_SOURCE MATERIAL_:
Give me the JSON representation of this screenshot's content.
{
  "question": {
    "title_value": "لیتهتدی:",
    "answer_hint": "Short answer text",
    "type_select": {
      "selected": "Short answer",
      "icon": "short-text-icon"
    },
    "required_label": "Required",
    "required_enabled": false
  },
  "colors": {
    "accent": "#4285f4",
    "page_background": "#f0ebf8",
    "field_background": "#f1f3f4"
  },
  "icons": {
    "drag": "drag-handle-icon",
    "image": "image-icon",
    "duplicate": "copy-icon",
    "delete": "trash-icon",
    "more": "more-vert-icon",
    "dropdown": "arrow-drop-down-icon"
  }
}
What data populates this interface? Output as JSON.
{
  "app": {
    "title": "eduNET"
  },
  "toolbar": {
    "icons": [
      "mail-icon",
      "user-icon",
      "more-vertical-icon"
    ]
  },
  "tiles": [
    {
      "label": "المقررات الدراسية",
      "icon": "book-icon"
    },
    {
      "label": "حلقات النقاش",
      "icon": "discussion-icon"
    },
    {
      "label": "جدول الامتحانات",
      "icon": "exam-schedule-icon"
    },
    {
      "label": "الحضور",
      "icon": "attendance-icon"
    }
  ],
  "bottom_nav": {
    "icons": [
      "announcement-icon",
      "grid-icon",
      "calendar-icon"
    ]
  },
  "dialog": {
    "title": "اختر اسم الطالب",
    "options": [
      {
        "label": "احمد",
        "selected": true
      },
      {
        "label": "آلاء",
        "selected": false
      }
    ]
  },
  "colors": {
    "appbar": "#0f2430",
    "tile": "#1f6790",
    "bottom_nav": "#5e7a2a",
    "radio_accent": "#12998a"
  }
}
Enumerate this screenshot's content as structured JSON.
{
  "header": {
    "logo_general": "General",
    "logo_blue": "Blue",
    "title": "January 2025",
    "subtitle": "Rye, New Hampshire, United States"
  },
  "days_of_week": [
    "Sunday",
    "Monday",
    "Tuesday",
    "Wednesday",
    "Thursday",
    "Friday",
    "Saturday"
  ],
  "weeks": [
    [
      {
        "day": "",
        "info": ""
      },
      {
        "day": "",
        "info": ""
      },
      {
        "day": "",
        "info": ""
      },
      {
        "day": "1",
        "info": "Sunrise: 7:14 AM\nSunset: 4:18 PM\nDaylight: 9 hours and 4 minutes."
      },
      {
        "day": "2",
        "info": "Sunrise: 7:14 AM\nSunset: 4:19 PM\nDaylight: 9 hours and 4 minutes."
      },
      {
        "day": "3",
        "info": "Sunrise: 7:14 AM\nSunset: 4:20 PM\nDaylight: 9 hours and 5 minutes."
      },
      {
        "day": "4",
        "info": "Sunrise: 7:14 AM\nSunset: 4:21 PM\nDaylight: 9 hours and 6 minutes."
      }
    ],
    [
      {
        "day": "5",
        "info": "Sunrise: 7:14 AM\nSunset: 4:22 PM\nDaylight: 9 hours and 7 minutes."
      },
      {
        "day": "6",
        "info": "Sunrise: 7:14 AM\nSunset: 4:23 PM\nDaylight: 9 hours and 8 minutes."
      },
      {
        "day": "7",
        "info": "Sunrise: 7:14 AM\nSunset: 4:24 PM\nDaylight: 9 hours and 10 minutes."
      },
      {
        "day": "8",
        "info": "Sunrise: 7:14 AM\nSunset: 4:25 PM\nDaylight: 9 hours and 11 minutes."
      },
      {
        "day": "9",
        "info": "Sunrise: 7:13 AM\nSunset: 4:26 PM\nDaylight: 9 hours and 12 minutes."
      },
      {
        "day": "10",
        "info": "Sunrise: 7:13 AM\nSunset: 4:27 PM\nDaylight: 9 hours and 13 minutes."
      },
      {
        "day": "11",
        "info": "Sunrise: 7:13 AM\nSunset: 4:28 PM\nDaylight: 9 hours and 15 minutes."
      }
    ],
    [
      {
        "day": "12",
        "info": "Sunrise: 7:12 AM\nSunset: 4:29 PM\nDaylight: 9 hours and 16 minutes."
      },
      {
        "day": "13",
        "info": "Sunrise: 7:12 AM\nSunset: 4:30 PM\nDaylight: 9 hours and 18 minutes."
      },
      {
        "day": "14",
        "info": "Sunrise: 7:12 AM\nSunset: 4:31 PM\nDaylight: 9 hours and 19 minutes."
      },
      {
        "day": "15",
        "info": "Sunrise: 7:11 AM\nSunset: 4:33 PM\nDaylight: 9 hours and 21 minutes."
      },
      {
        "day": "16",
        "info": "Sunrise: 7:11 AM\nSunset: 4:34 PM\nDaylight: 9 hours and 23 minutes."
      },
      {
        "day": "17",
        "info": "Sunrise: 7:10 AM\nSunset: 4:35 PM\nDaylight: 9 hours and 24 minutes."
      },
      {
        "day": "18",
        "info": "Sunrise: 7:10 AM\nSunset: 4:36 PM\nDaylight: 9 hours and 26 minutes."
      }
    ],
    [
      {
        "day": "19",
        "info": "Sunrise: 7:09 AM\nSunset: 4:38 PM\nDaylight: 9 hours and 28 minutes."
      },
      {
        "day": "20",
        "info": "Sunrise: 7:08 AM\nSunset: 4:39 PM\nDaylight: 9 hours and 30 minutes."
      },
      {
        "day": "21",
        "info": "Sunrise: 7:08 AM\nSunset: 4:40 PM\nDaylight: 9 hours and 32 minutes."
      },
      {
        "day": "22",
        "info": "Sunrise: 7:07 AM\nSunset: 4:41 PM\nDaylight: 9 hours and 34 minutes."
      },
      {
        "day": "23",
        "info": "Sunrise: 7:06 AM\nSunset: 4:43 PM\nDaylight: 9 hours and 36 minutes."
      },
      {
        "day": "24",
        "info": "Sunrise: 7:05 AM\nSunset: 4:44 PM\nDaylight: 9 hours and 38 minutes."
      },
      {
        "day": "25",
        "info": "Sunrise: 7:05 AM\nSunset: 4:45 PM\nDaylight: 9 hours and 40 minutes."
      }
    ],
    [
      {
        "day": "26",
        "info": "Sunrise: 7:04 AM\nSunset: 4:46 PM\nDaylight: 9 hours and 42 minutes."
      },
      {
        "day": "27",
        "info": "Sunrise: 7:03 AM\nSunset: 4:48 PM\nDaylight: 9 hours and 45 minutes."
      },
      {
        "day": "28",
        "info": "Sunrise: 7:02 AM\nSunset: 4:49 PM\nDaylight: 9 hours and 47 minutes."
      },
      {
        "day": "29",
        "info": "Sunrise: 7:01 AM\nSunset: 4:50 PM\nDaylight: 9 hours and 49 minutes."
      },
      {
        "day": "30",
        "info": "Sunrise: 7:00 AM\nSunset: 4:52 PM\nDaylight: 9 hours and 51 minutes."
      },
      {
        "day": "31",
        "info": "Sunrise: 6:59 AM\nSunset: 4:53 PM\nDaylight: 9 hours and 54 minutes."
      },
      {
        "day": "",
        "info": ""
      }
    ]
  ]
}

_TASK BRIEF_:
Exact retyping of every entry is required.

_ANSWER BOX_:
Give me the JSON representation of this screenshot's content.
{
  "question": {
    "title_value": "لیتهتدی:",
    "answer_hint": "Short answer text",
    "type_select": {
      "selected": "Short answer",
      "icon": "short-text-icon"
    },
    "required_label": "Required",
    "required_enabled": false
  },
  "colors": {
    "accent": "#4285f4",
    "page_background": "#f0ebf8",
    "field_background": "#f1f3f4"
  },
  "icons": {
    "drag": "drag-handle-icon",
    "image": "image-icon",
    "duplicate": "copy-icon",
    "delete": "trash-icon",
    "more": "more-vert-icon",
    "dropdown": "arrow-drop-down-icon"
  }
}
What data populates this interface? Output as JSON.
{
  "app": {
    "title": "eduNET"
  },
  "toolbar": {
    "icons": [
      "mail-icon",
      "user-icon",
      "more-vertical-icon"
    ]
  },
  "tiles": [
    {
      "label": "المقررات الدراسية",
      "icon": "book-icon"
    },
    {
      "label": "حلقات النقاش",
      "icon": "discussion-icon"
    },
    {
      "label": "جدول الامتحانات",
      "icon": "exam-schedule-icon"
    },
    {
      "label": "الحضور",
      "icon": "attendance-icon"
    }
  ],
  "bottom_nav": {
    "icons": [
      "announcement-icon",
      "grid-icon",
      "calendar-icon"
    ]
  },
  "dialog": {
    "title": "اختر اسم الطالب",
    "options": [
      {
        "label": "احمد",
        "selected": true
      },
      {
        "label": "آلاء",
        "selected": false
      }
    ]
  },
  "colors": {
    "appbar": "#0f2430",
    "tile": "#1f6790",
    "bottom_nav": "#5e7a2a",
    "radio_accent": "#12998a"
  }
}
Enumerate this screenshot's content as structured JSON.
{
  "header": {
    "logo_general": "General",
    "logo_blue": "Blue",
    "title": "January 2025",
    "subtitle": "Rye, New Hampshire, United States"
  },
  "days_of_week": [
    "Sunday",
    "Monday",
    "Tuesday",
    "Wednesday",
    "Thursday",
    "Friday",
    "Saturday"
  ],
  "weeks": [
    [
      {
        "day": "",
        "info": ""
      },
      {
        "day": "",
        "info": ""
      },
      {
        "day": "",
        "info": ""
      },
      {
        "day": "1",
        "info": "Sunrise: 7:14 AM\nSunset: 4:18 PM\nDaylight: 9 hours and 4 minutes."
      },
      {
        "day": "2",
        "info": "Sunrise: 7:14 AM\nSunset: 4:19 PM\nDaylight: 9 hours and 4 minutes."
      },
      {
        "day": "3",
        "info": "Sunrise: 7:14 AM\nSunset: 4:20 PM\nDaylight: 9 hours and 5 minutes."
      },
      {
        "day": "4",
        "info": "Sunrise: 7:14 AM\nSunset: 4:21 PM\nDaylight: 9 hours and 6 minutes."
      }
    ],
    [
      {
        "day": "5",
        "info": "Sunrise: 7:14 AM\nSunset: 4:22 PM\nDaylight: 9 hours and 7 minutes."
      },
      {
        "day": "6",
        "info": "Sunrise: 7:14 AM\nSunset: 4:23 PM\nDaylight: 9 hours and 8 minutes."
      },
      {
        "day": "7",
        "info": "Sunrise: 7:14 AM\nSunset: 4:24 PM\nDaylight: 9 hours and 10 minutes."
      },
      {
        "day": "8",
        "info": "Sunrise: 7:14 AM\nSunset: 4:25 PM\nDaylight: 9 hours and 11 minutes."
      },
      {
        "day": "9",
        "info": "Sunrise: 7:13 AM\nSunset: 4:26 PM\nDaylight: 9 hours and 12 minutes."
      },
      {
        "day": "10",
        "info": "Sunrise: 7:13 AM\nSunset: 4:27 PM\nDaylight: 9 hours and 13 minutes."
      },
      {
        "day": "11",
        "info": "Sunrise: 7:13 AM\nSunset: 4:28 PM\nDaylight: 9 hours and 15 minutes."
      }
    ],
    [
      {
        "day": "12",
        "info": "Sunrise: 7:12 AM\nSunset: 4:29 PM\nDaylight: 9 hours and 16 minutes."
      },
      {
        "day": "13",
        "info": "Sunrise: 7:12 AM\nSunset: 4:30 PM\nDaylight: 9 hours and 18 minutes."
      },
      {
        "day": "14",
        "info": "Sunrise: 7:12 AM\nSunset: 4:31 PM\nDaylight: 9 hours and 19 minutes."
      },
      {
        "day": "15",
        "info": "Sunrise: 7:11 AM\nSunset: 4:33 PM\nDaylight: 9 hours and 21 minutes."
      },
      {
        "day": "16",
        "info": "Sunrise: 7:11 AM\nSunset: 4:34 PM\nDaylight: 9 hours and 23 minutes."
      },
      {
        "day": "17",
        "info": "Sunrise: 7:10 AM\nSunset: 4:35 PM\nDaylight: 9 hours and 24 minutes."
      },
      {
        "day": "18",
        "info": "Sunrise: 7:10 AM\nSunset: 4:36 PM\nDaylight: 9 hours and 26 minutes."
      }
    ],
    [
      {
        "day": "19",
        "info": "Sunrise: 7:09 AM\nSunset: 4:38 PM\nDaylight: 9 hours and 28 minutes."
      },
      {
        "day": "20",
        "info": "Sunrise: 7:08 AM\nSunset: 4:39 PM\nDaylight: 9 hours and 30 minutes."
      },
      {
        "day": "21",
        "info": "Sunrise: 7:08 AM\nSunset: 4:40 PM\nDaylight: 9 hours and 32 minutes."
      },
      {
        "day": "22",
        "info": "Sunrise: 7:07 AM\nSunset: 4:41 PM\nDaylight: 9 hours and 34 minutes."
      },
      {
        "day": "23",
        "info": "Sunrise: 7:06 AM\nSunset: 4:43 PM\nDaylight: 9 hours and 36 minutes."
      },
      {
        "day": "24",
        "info": "Sunrise: 7:05 AM\nSunset: 4:44 PM\nDaylight: 9 hours and 38 minutes."
      },
      {
        "day": "25",
        "info": "Sunrise: 7:05 AM\nSunset: 4:45 PM\nDaylight: 9 hours and 40 minutes."
      }
    ],
    [
      {
        "day": "26",
        "info": "Sunrise: 7:04 AM\nSunset: 4:46 PM\nDaylight: 9 hours and 42 minutes."
      },
      {
        "day": "27",
        "info": "Sunrise: 7:03 AM\nSunset: 4:48 PM\nDaylight: 9 hours and 45 minutes."
      },
      {
        "day": "28",
        "info": "Sunrise: 7:02 AM\nSunset: 4:49 PM\nDaylight: 9 hours and 47 minutes."
      },
      {
        "day": "29",
        "info": "Sunrise: 7:01 AM\nSunset: 4:50 PM\nDaylight: 9 hours and 49 minutes."
      },
      {
        "day": "30",
        "info": "Sunrise: 7:00 AM\nSunset: 4:52 PM\nDaylight: 9 hours and 51 minutes."
      },
      {
        "day": "31",
        "info": "Sunrise: 6:59 AM\nSunset: 4:53 PM\nDaylight: 9 hours and 54 minutes."
      },
      {
        "day": "",
        "info": ""
      }
    ]
  ]
}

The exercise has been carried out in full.